#### Task objective
The lines to be copied are those below that contain "data".

#### Given entries
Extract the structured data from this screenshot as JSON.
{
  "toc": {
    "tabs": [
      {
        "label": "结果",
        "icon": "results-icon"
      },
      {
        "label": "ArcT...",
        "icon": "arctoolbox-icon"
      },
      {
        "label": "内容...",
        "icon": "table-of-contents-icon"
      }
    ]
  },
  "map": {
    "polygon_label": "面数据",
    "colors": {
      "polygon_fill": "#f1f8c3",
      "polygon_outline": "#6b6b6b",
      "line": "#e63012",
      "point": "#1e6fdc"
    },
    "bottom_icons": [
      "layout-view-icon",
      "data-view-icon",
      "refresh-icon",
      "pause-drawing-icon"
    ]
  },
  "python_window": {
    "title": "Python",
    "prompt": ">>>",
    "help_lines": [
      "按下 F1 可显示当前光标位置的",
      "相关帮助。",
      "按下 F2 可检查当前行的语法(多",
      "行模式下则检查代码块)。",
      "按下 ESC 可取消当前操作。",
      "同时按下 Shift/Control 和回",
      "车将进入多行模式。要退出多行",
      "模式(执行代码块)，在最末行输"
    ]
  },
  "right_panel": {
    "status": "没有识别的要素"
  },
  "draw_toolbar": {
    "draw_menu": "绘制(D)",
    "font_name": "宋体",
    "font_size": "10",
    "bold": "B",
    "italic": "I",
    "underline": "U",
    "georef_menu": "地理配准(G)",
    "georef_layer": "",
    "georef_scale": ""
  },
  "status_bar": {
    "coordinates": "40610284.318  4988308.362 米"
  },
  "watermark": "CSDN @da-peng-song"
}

#### Output for this task
Extract the structured data from this screenshot as JSON.
      "data-view-icon",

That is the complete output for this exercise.